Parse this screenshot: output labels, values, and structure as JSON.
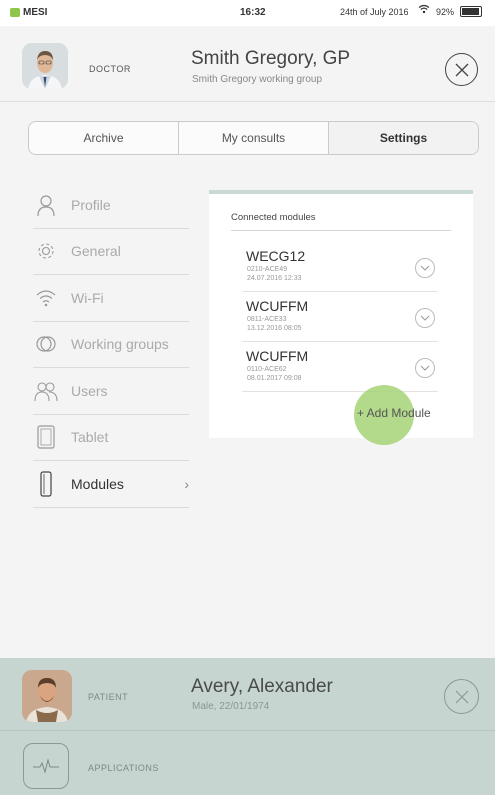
{
  "status_bar": {
    "carrier": "MESI",
    "time": "16:32",
    "date": "24th of July 2016",
    "battery": "92%",
    "battery_level": 0.92
  },
  "doctor": {
    "role": "DOCTOR",
    "name": "Smith Gregory, GP",
    "group": "Smith Gregory working group"
  },
  "tabs": [
    {
      "label": "Archive",
      "active": false
    },
    {
      "label": "My consults",
      "active": false
    },
    {
      "label": "Settings",
      "active": true
    }
  ],
  "menu": [
    {
      "label": "Profile",
      "icon": "person-icon"
    },
    {
      "label": "General",
      "icon": "gear-icon"
    },
    {
      "label": "Wi-Fi",
      "icon": "wifi-icon"
    },
    {
      "label": "Working groups",
      "icon": "groups-icon"
    },
    {
      "label": "Users",
      "icon": "users-icon"
    },
    {
      "label": "Tablet",
      "icon": "tablet-icon"
    },
    {
      "label": "Modules",
      "icon": "module-icon",
      "active": true
    }
  ],
  "modules_panel": {
    "title": "Connected modules",
    "modules": [
      {
        "name": "WECG12",
        "id": "0210-ACE49",
        "date": "24.07.2016   12:33"
      },
      {
        "name": "WCUFFM",
        "id": "0811-ACE33",
        "date": "13.12.2016   08:05"
      },
      {
        "name": "WCUFFM",
        "id": "0110-ACE62",
        "date": "08.01.2017   09:08"
      }
    ],
    "add_label": "+ Add Module"
  },
  "patient": {
    "role": "PATIENT",
    "name": "Avery, Alexander",
    "details": "Male, 22/01/1974"
  },
  "applications": {
    "label": "APPLICATIONS"
  },
  "colors": {
    "accent_green": "#8fc64a",
    "ripple_green": "#a6d276",
    "patient_bar": "#c6d5cf"
  }
}
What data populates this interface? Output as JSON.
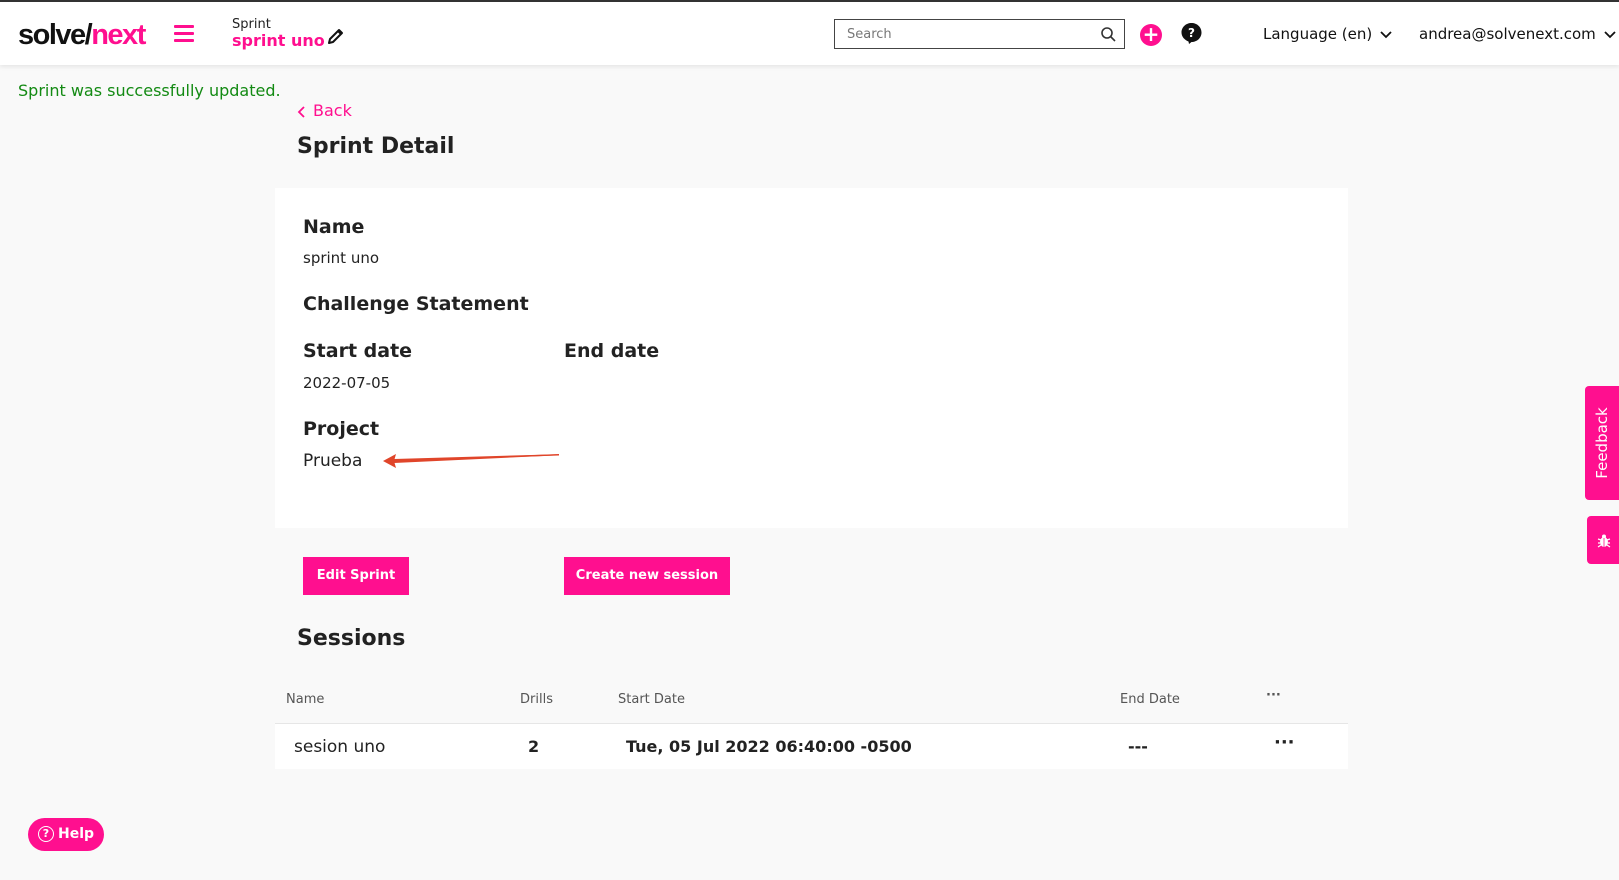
{
  "brand": {
    "logo_part1": "solve/",
    "logo_part2": "next",
    "accent_color": "#ff0f8f"
  },
  "header": {
    "breadcrumb_label": "Sprint",
    "breadcrumb_title": "sprint uno",
    "search_placeholder": "Search",
    "language_label": "Language (en)",
    "user_email": "andrea@solvenext.com"
  },
  "flash": {
    "message": "Sprint was successfully updated."
  },
  "page": {
    "back_label": "Back",
    "title": "Sprint Detail"
  },
  "details": {
    "name_label": "Name",
    "name_value": "sprint uno",
    "challenge_label": "Challenge Statement",
    "start_label": "Start date",
    "start_value": "2022-07-05",
    "end_label": "End date",
    "project_label": "Project",
    "project_value": "Prueba"
  },
  "actions": {
    "edit_sprint": "Edit Sprint",
    "create_session": "Create new session"
  },
  "sessions": {
    "title": "Sessions",
    "columns": [
      "Name",
      "Drills",
      "Start Date",
      "End Date",
      "···"
    ],
    "rows": [
      {
        "name": "sesion uno",
        "drills": "2",
        "start_date": "Tue, 05 Jul 2022 06:40:00 -0500",
        "end_date": "---",
        "menu": "···"
      }
    ]
  },
  "widgets": {
    "feedback_label": "Feedback",
    "help_label": "Help"
  },
  "icons": [
    "menu-icon",
    "pencil-icon",
    "search-icon",
    "plus-icon",
    "question-icon",
    "chevron-down-icon",
    "chevron-left-icon",
    "bug-icon",
    "help-circle-icon"
  ]
}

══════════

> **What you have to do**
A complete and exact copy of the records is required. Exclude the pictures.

> **Problem solution**
Parse this screenshot: output labels, values, and structure as JSON.
{
  "status_bar": {
    "carrier": "MESI",
    "time": "16:32",
    "date": "24th of July 2016",
    "battery": "92%",
    "battery_level": 0.92
  },
  "doctor": {
    "role": "DOCTOR",
    "name": "Smith Gregory, GP",
    "group": "Smith Gregory working group"
  },
  "tabs": [
    {
      "label": "Archive",
      "active": false
    },
    {
      "label": "My consults",
      "active": false
    },
    {
      "label": "Settings",
      "active": true
    }
  ],
  "menu": [
    {
      "label": "Profile",
      "icon": "person-icon"
    },
    {
      "label": "General",
      "icon": "gear-icon"
    },
    {
      "label": "Wi-Fi",
      "icon": "wifi-icon"
    },
    {
      "label": "Working groups",
      "icon": "groups-icon"
    },
    {
      "label": "Users",
      "icon": "users-icon"
    },
    {
      "label": "Tablet",
      "icon": "tablet-icon"
    },
    {
      "label": "Modules",
      "icon": "module-icon",
      "active": true
    }
  ],
  "modules_panel": {
    "title": "Connected modules",
    "modules": [
      {
        "name": "WECG12",
        "id": "0210-ACE49",
        "date": "24.07.2016   12:33"
      },
      {
        "name": "WCUFFM",
        "id": "0811-ACE33",
        "date": "13.12.2016   08:05"
      },
      {
        "name": "WCUFFM",
        "id": "0110-ACE62",
        "date": "08.01.2017   09:08"
      }
    ],
    "add_label": "+ Add Module"
  },
  "patient": {
    "role": "PATIENT",
    "name": "Avery, Alexander",
    "details": "Male, 22/01/1974"
  },
  "applications": {
    "label": "APPLICATIONS"
  },
  "colors": {
    "accent_green": "#8fc64a",
    "ripple_green": "#a6d276",
    "patient_bar": "#c6d5cf"
  }
}
What data populates this interface? Output as JSON.
{
  "brand": {
    "logo_part1": "solve/",
    "logo_part2": "next",
    "accent_color": "#ff0f8f"
  },
  "header": {
    "breadcrumb_label": "Sprint",
    "breadcrumb_title": "sprint uno",
    "search_placeholder": "Search",
    "language_label": "Language (en)",
    "user_email": "andrea@solvenext.com"
  },
  "flash": {
    "message": "Sprint was successfully updated."
  },
  "page": {
    "back_label": "Back",
    "title": "Sprint Detail"
  },
  "details": {
    "name_label": "Name",
    "name_value": "sprint uno",
    "challenge_label": "Challenge Statement",
    "start_label": "Start date",
    "start_value": "2022-07-05",
    "end_label": "End date",
    "project_label": "Project",
    "project_value": "Prueba"
  },
  "actions": {
    "edit_sprint": "Edit Sprint",
    "create_session": "Create new session"
  },
  "sessions": {
    "title": "Sessions",
    "columns": [
      "Name",
      "Drills",
      "Start Date",
      "End Date",
      "···"
    ],
    "rows": [
      {
        "name": "sesion uno",
        "drills": "2",
        "start_date": "Tue, 05 Jul 2022 06:40:00 -0500",
        "end_date": "---",
        "menu": "···"
      }
    ]
  },
  "widgets": {
    "feedback_label": "Feedback",
    "help_label": "Help"
  },
  "icons": [
    "menu-icon",
    "pencil-icon",
    "search-icon",
    "plus-icon",
    "question-icon",
    "chevron-down-icon",
    "chevron-left-icon",
    "bug-icon",
    "help-circle-icon"
  ]
}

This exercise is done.